Some regions of the United States seem to experience drought more often and more severely. Farmers in more drought-prone regions are adapting to their higher exposure. Photo Credit: Shutterstock.
Economists working on climate change spend a lot of time trying to predict how farmers are going to adapt. Without knowing how farmers will react to higher average temperatures or different rainfall patterns, we cannot accurately say what climate change will mean for the future. Farmers have many adaptation options available. They can change the mix of crops they grow, as well as their production practices, and production might be redistributed across regions. The Economic Research Service (ERS) has looked at potential impacts including how some regions will be impacted through commodity price changes resulting from climate-driven crop acreage changes farmers make in other regions. Read more »
The current vegetation index across the United States. NASS uses satellite images like these to look at weekly crop progress.
When it comes to growing crops, weather is a constantly changing variable.

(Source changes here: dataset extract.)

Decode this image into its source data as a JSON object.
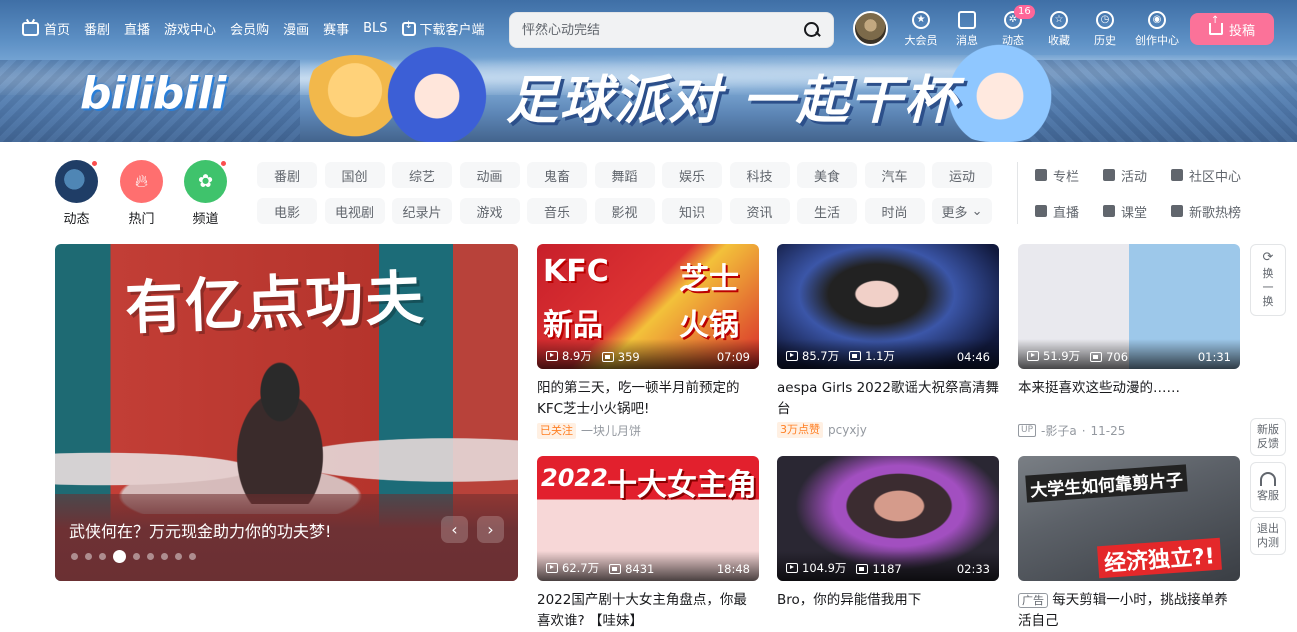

These past few years, grain farmers have been on a veritable weather roller coaster. The floods of 2011 were followed by perfect spring planting conditions in 2012. Conditions deteriorated rapidly, resulting in one of the worst droughts in at least 25 years. This year, the weather has thrown yet another knuckleball at farmers, idling field work and reducing plantings to the slowest pace since 1984 in many areas. Read more »
Rancher Willie Utley of Benavides, Texas and Sammy Guerra, USDA Natural Resources Conservation Service district conservationist in Benavides, Tex., discuss the successful drilling of the water well they’re standing behind. (NRCS photo/Beverly Moseley)
For months, South Texas ranchers have been struggling to keep cattle fed and watered through extraordinary drought conditions. Water wells and stock tanks have run dry, and some ranchers are left with no alternative but to truck water in to cattle. Read more »
A new calf, new life on the ranch, is reason for Annie Woodson, 100, to step out into the pasture and the Texas sunshine.
Ms. Annie Faye Woodson has been directly involved in farming and ranching in Texas for the last 76 years. At 100 years-old she stays up-to-date on Farm Service Agency (FSA) program news and still makes trips to the Fannin County FSA office to sign up for farm programs and to certify acres. It is no surprise that Woodson has seen many changes throughout her life on the farm.
“I rode in a wagon, buggy and tractor,” said Woodson. “Technology is the biggest change I’ve seen in my lifetime.” Read more »